======== Listed records

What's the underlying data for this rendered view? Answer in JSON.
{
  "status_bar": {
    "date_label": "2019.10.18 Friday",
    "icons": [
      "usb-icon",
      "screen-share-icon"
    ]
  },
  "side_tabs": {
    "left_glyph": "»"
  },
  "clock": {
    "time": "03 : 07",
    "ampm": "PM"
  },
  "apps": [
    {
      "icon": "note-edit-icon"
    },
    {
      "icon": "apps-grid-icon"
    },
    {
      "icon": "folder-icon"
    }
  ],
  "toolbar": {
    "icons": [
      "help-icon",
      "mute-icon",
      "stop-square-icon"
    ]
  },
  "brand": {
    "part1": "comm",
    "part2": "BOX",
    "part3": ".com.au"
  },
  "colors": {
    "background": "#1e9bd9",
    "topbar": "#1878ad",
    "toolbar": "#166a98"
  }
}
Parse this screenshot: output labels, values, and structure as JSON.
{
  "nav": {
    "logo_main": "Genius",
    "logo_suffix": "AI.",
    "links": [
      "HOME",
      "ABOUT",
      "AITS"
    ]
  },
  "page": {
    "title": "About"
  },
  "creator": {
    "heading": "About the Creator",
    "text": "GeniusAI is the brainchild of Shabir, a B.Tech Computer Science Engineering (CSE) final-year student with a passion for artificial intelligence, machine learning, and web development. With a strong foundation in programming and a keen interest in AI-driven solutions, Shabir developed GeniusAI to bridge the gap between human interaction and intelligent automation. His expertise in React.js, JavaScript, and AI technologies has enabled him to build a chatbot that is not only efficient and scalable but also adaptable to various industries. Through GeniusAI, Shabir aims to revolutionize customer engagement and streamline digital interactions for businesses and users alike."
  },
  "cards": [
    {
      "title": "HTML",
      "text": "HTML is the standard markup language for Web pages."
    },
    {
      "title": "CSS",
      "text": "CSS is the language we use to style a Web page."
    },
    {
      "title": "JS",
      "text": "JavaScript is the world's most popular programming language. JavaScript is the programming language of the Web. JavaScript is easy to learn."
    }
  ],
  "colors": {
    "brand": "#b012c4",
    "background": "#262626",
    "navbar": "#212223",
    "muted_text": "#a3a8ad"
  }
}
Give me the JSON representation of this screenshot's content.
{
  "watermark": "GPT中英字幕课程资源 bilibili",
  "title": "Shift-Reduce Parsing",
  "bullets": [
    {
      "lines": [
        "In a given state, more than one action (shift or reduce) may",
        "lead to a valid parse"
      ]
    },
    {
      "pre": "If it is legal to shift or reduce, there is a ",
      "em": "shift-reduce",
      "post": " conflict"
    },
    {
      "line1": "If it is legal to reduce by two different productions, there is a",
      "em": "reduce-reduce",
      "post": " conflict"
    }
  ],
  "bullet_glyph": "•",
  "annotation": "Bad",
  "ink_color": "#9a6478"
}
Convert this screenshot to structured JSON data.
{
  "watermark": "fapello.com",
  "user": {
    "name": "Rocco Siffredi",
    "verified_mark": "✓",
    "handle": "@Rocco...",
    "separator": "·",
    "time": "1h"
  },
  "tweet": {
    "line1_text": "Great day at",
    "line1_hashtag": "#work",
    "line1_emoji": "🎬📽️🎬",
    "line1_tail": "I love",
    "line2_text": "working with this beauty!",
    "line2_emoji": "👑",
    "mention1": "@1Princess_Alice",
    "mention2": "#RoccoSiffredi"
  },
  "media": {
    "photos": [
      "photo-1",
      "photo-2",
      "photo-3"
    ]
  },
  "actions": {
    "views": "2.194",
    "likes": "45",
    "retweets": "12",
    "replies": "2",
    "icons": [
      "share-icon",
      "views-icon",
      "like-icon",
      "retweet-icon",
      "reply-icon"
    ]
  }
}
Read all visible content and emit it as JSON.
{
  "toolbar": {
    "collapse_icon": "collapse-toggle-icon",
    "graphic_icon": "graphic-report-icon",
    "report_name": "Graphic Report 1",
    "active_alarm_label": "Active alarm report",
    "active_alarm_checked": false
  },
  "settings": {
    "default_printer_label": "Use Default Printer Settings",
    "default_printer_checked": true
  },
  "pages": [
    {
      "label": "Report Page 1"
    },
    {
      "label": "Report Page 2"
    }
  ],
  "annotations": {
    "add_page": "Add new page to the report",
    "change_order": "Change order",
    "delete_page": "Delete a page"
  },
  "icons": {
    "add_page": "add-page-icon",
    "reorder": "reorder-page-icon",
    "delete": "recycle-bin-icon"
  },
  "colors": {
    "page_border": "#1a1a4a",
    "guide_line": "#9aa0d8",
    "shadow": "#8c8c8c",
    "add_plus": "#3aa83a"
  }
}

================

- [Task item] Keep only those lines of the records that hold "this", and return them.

- [Exercise output]
What's the underlying data for this rendered view? Answer in JSON.
Parse this screenshot: output labels, values, and structure as JSON.
Give me the JSON representation of this screenshot's content.
Convert this screenshot to structured JSON data.
    "line2_text": "working with this beauty!",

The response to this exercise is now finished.